- St. Bernardus Abt 124: Another well-known example of the style, this Belgian Quadrupel features rich flavors of raisins, plums, and toffee, coupled with a 10.0% ABV and smooth finish.
- Rochefort 105: A highly regarded Trappist Quad, this beer showcases complex flavors such as dark chocolate, dried fruits, and spices. It has an ABV of 11.3% and an IBU of 27, making it a very potent and flavorful brew.
In summary, Quadrupel beers stand out for their high alcohol content, relatively low bitterness, and complex flavor profiles. They are full-bodied, dark, and warming, making them ideal for sipping and savoring during colder months or special occasions.
Quadrupel, often referred to as “Quad,” is a dark, complex, and robust beer that boasts a rich malt profile, dark fruit flavors, and spicy notes. This beer style originates from the Trappist brewing tradition in Belgium, with La Trappe Quadrupel from De Koningshoeven Brewery being one of the first and most notable examples.
The strength of Quadrupel beers typically lies in their high ABV, often ranging between 12 – 22%. Consequently, these beers are best enjoyed at slightly warmer serving temperatures, around 55 – 57° F, in specific glassware like snifters or tulips to enhance the aroma and flavor experience.
When it comes to appearance, Quadrupel beers showcase an intriguing palette of colors, from garnet to brown. The rich, sweet malt character is beautifully complemented by fruity esters and moderately spicy phenols, making it a classic choice for beer aficionados seeking depth and complexity in their brews.
In summary, the Quadrupel beer style offers beer enthusiasts a unique and rewarding drinking experience. Its origins in the Trappist brewing tradition and the emphasis on carefully crafted flavors make it an iconic beer choice. So, next time you’re in the mood for a strong and intriguing beer, remember to consider the enchanting world of Quadrupel ales.
Quadrupel, also known as Quad, is a strong Belgian beer style that originated from the Trappist and Abbey ales. The name Quadrupel was first used by De Koningshoeven Brewery in the Netherlands for their La Trappe Quadrupel beer. Quadrupels are characterized by their high alcohol content, often exceeding 10% ABV, and their rich, complex flavors that develop over time.

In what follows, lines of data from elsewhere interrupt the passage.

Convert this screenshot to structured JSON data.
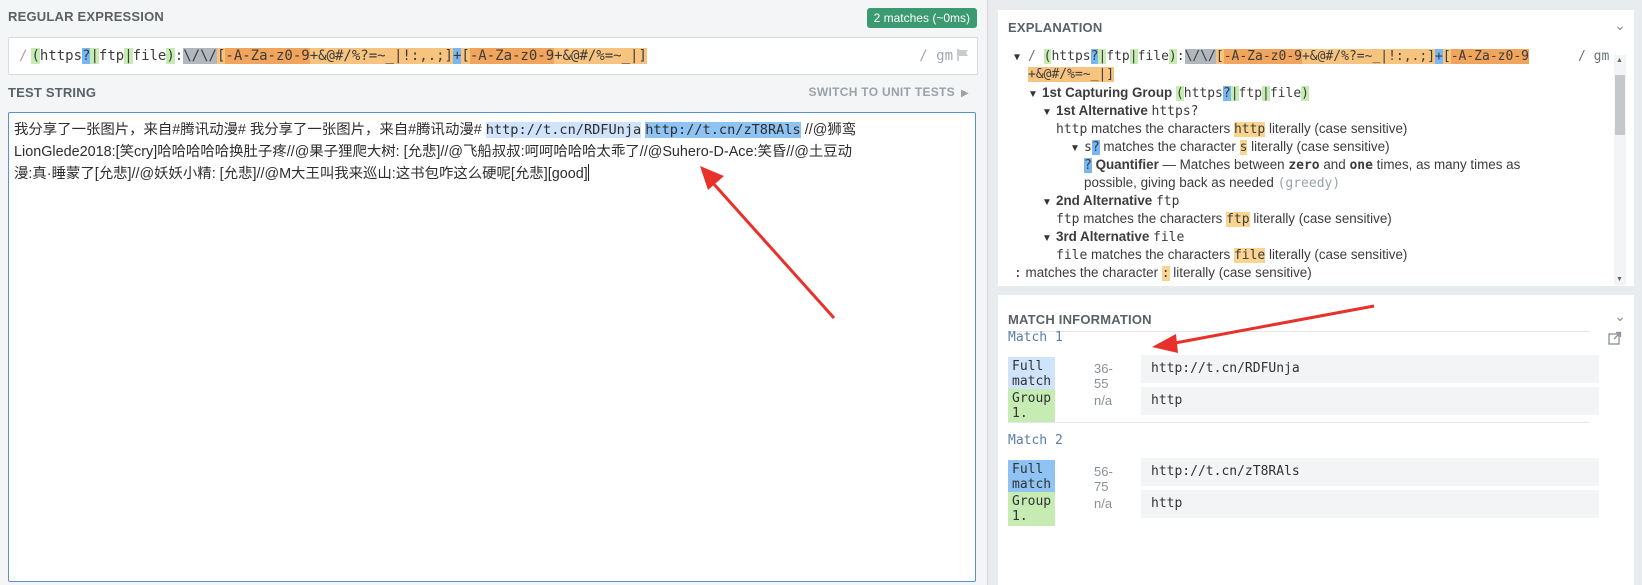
{
  "regex_section": {
    "label": "REGULAR EXPRESSION",
    "badge": "2 matches (~0ms)",
    "open_delim": "/",
    "flags": "/ gm",
    "tokens": {
      "g_open": "(",
      "t_https": "https",
      "t_q": "?",
      "t_pipe1": "|",
      "t_ftp": "ftp",
      "t_pipe2": "|",
      "t_file": "file",
      "g_close": ")",
      "t_colon": ":",
      "t_esc": "\\/\\/",
      "c1_open": "[",
      "c1_r1": "-A-Za-z0-9",
      "c1_rest": "+&@#/%?=~_|!:,.;",
      "c1_close": "]",
      "t_plus": "+",
      "c2_open": "[",
      "c2_r1": "-A-Za-z0-9",
      "c2_rest": "+&@#/%=~_|",
      "c2_close": "]"
    }
  },
  "test_section": {
    "label": "TEST STRING",
    "switch_label": "SWITCH TO UNIT TESTS",
    "text_before": "我分享了一张图片，来自#腾讯动漫# 我分享了一张图片，来自#腾讯动漫# ",
    "match1": "http://t.cn/RDFUnja",
    "between": " ",
    "match2": "http://t.cn/zT8RAls",
    "text_after1": " //@狮鸾",
    "line2": "LionGlede2018:[笑cry]哈哈哈哈哈换肚子疼//@果子狸爬大树: [允悲]//@飞船叔叔:呵呵哈哈哈太乖了//@Suhero-D-Ace:笑昏//@土豆动",
    "line3": "漫:真·睡蒙了[允悲]//@妖妖小精: [允悲]//@M大王叫我来巡山:这书包咋这么硬呢[允悲][good]"
  },
  "explanation": {
    "label": "EXPLANATION",
    "l1_delim": "/",
    "l1_flags": "/ gm",
    "l2_head": "1st Capturing Group",
    "l3_head": "1st Alternative",
    "l3_code": "https?",
    "l4_code": "http",
    "l4_text1": " matches the characters ",
    "l4_hl": "http",
    "l4_text2": " literally (case sensitive)",
    "l5_code": "s",
    "l5_q": "?",
    "l5_text1": " matches the character ",
    "l5_hl": "s",
    "l5_text2": " literally (case sensitive)",
    "l6_q": "?",
    "l6_head": "Quantifier",
    "l6_text1": " — Matches between ",
    "l6_zero": "zero",
    "l6_and": " and ",
    "l6_one": "one",
    "l6_text2": " times, as many times as",
    "l7_text": "possible, giving back as needed ",
    "l7_greedy": "(greedy)",
    "l8_head": "2nd Alternative",
    "l8_code": "ftp",
    "l9_code": "ftp",
    "l9_text1": " matches the characters ",
    "l9_hl": "ftp",
    "l9_text2": " literally (case sensitive)",
    "l10_head": "3rd Alternative",
    "l10_code": "file",
    "l11_code": "file",
    "l11_text1": " matches the characters ",
    "l11_hl": "file",
    "l11_text2": " literally (case sensitive)",
    "l12_code": ":",
    "l12_text1": " matches the character ",
    "l12_hl": ":",
    "l12_text2": " literally (case sensitive)"
  },
  "match_info": {
    "label": "MATCH INFORMATION",
    "matches": [
      {
        "title": "Match 1",
        "full_label": "Full match",
        "range": "36-55",
        "value": "http://t.cn/RDFUnja",
        "group_label": "Group 1.",
        "group_range": "n/a",
        "group_value": "http"
      },
      {
        "title": "Match 2",
        "full_label": "Full match",
        "range": "56-75",
        "value": "http://t.cn/zT8RAls",
        "group_label": "Group 1.",
        "group_range": "n/a",
        "group_value": "http"
      }
    ]
  },
  "colors": {
    "accent": "#3b9a6f",
    "match_light": "#cfe3fb",
    "match_dark": "#8fc3f3",
    "arrow": "#e8312a"
  }
}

The appearance of a Quadrupel beer typically ranges from amber to dark brown, with a medium to full body, and a creamy texture. Despite their high alcohol content, the warmth from the alcohol is smooth and not sharp, adding to the overall drinking experience. The flavors found in this beer style include dark fruits, caramel, and spices, with a mild hoppiness and sweetness (Absolute Beer).
Quadrupels are part of the Belgian Trappist beer tradition, which is a result of monastic breweries crafting strong ales for centuries. The name Quadrupel suggests it is stronger and richer than its counterparts — Dubbel and Tripel beers. The popularity of this beer style has grown, and many breweries around the world now produce their own versions of the Quadrupel (Truly Experiences).
When drinking a Quadrupel, it is important to keep in mind that their high alcohol content can be deceiving due to their smooth flavors, so it is advised to consume them responsibly (Renegade Brewing). With their rich and complex taste profile, Quadrupels are ideal for sipping and savoring as a dessert beer or for pairing with hearty dishes like roasted meats, aged cheeses, and chocolate.
In summary, the Quadrupel is a distinctive and strong beer style characterized by its rich, complex flavors, high alcohol content, and Belgian Trappist brewing heritage. The popularity of this style has grown beyond the monastic breweries, with many craft breweries now producing their interpretations of the classic Quadrupel.